    As it stands now, if I open a file on a Windows 7 client, then open it on a Windows XP client, alter the file on XP and try to save it, I am denied.  This is the desired behavior.  However when I flip the scenario, a file opened first in XP, then 7, 7 will write over the file.  This is not the desired bahvior.  I would like Windows 7 client to not be able to write over a file already opened by a Windows XP client.
    If anyone has a solution I would be very appreciative. 
    Cheers,
    notChrisKnight
    • Edited by notchrisknight Thursday, November 04, 2010 11:10 PM clarification
    Thursday, November 04, 2010 11:07 PM

Answers

  • Hi,

    As you mentioned "no Windows Vista", I assume you have read the following article:

    http://support.microsoft.com/kb/q296264/

    Windows 7 is using the same structure as Windows Vista, so I'm afraid we will not able to disable Opportunistic Locking on Windows 7 as well.

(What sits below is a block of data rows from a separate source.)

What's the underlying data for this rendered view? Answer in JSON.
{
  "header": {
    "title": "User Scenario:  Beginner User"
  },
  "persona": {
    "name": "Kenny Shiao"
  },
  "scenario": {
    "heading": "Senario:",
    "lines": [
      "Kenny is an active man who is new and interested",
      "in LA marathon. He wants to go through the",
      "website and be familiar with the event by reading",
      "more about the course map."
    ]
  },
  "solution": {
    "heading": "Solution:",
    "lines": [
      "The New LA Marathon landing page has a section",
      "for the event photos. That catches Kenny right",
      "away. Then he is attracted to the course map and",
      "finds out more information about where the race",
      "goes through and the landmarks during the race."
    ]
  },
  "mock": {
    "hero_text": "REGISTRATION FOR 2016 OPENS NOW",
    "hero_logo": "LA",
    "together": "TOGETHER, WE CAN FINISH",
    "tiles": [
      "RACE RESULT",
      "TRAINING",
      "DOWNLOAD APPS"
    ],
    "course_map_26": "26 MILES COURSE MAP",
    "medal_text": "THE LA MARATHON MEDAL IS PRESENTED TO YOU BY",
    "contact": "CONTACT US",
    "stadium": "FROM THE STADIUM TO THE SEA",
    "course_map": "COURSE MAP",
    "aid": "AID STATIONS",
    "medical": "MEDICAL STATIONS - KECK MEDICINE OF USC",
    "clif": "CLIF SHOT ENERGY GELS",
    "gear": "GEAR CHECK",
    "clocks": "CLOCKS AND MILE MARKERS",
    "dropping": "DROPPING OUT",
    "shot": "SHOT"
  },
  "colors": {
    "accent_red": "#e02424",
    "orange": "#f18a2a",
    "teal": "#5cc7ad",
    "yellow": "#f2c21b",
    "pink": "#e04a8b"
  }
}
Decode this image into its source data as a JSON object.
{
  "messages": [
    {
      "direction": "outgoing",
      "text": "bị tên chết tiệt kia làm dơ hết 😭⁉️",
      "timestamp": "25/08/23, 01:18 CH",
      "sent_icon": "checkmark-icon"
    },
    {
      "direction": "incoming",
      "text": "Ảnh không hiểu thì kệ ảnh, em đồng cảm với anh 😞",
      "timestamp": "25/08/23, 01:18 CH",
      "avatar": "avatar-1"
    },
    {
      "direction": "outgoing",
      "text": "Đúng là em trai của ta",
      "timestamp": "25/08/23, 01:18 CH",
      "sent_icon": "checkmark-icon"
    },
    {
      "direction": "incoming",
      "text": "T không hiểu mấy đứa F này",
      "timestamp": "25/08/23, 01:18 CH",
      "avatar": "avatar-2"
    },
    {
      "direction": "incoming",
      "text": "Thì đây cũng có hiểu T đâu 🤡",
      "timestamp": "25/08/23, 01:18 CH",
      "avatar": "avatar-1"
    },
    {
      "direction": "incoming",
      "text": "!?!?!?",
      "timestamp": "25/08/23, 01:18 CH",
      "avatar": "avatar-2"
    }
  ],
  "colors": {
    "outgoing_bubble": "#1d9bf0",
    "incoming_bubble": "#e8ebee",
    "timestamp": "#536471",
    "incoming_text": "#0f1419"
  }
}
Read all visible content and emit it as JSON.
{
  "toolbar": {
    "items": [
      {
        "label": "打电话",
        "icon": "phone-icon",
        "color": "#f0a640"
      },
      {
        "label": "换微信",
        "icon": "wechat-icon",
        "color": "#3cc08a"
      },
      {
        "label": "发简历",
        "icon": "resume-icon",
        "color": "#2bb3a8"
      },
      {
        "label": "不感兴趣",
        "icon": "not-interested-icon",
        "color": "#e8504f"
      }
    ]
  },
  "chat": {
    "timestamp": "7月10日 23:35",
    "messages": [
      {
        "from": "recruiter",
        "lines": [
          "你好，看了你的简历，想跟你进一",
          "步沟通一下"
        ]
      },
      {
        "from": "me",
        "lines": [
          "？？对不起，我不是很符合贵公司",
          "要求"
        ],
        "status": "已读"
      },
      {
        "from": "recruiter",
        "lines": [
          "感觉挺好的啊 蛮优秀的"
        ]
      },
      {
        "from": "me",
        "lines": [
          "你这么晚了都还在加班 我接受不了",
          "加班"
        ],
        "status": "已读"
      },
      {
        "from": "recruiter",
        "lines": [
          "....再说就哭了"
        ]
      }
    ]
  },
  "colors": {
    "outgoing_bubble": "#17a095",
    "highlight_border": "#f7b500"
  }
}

    Notes for Windows Vista

    The opportunistic locking registry keys are valid only for traditional SMB (SMB1). You cannot turn off opportunistic locking for SMB2. SMB2 was introduced in Windows Vista to enable faster communication between computer that are running Windows Vista and Windows Server 2008 or Windows Server 2008 R2.


    Shaon Shan| TechNet Subscriber Support in forum| If you have any feedback on our support, please contact tngfb@microsoft.com
    Wednesday, November 10, 2010 6:23 AM

All replies

  • Hi,

    As you mentioned "no Windows Vista", I assume you have read the following article:

    http://support.microsoft.com/kb/q296264/

    Windows 7 is using the same structure as Windows Vista, so I'm afraid we will not able to disable Opportunistic Locking on Windows 7 as well.

    Notes for Windows Vista

    The opportunistic locking registry keys are valid only for traditional SMB (SMB1). You cannot turn off opportunistic locking for SMB2. SMB2 was introduced in Windows Vista to enable faster communication between computer that are running Windows Vista and Windows Server 2008 or Windows Server 2008 R2.


    Shaon Shan| TechNet Subscriber Support in forum| If you have any feedback on our support, please contact tngfb@microsoft.com
    Wednesday, November 10, 2010 6:23 AM
  • Yes I have read it.  All I really want to do is prevent a user to be able to save to a file that someone else has open.  Could you explain to me how to set that up?
    notChrisKnight
    Friday, November 12, 2010 11:43 PM
  • Yes I have read it.  All I really want to do is prevent a user to be able to save to a file that someone else has open.  Could you explain to me how to set that up?
    notChrisKnight


    What you need is Source Control Software, that allows files to be checked in and out as being in use, maintain revisions, etc.  Being an Engineering firm i can't believe that two Engineers working on the same file (drawing???) making changes is really ideal.  The second attempt to open the file shouldn't be allowed if someone else has it open.  I can't image the issues that can cause internally in their processes should one engineer overwrite another's changes.

    You shouldn't rely on file server locking for this, you are doing an in justice to your clients if you are not recommending Source Control Software.

    http://en.wikipedia.org/wiki/Revision_control

    http://en.wikipedia.org/wiki/List_of_revision_control_software

     

    Saturday, November 13, 2010 2:40 AM
  • They do not want to use revision control.  That is what I recommended.

    Is there a way then to prevent a file from being opened once it is opened by another user?


    notChrisKnight
    Monday, November 15, 2010 7:52 PM
  • In the specific case where the files in question are local database files, such as from Foxpro, DBase, Xbase, etc., you can prevent shared access to the tables by specifying exclusive use when opening the tables in your application. For instance, in Foxpro, you can say "USE <tablename> EXCL". Alternatively, you can specify global exclusive use by issuing the statement "SET EXCLUSIVE ON" at the beginning of your app.
    Friday, April 15, 2011 6:49 PM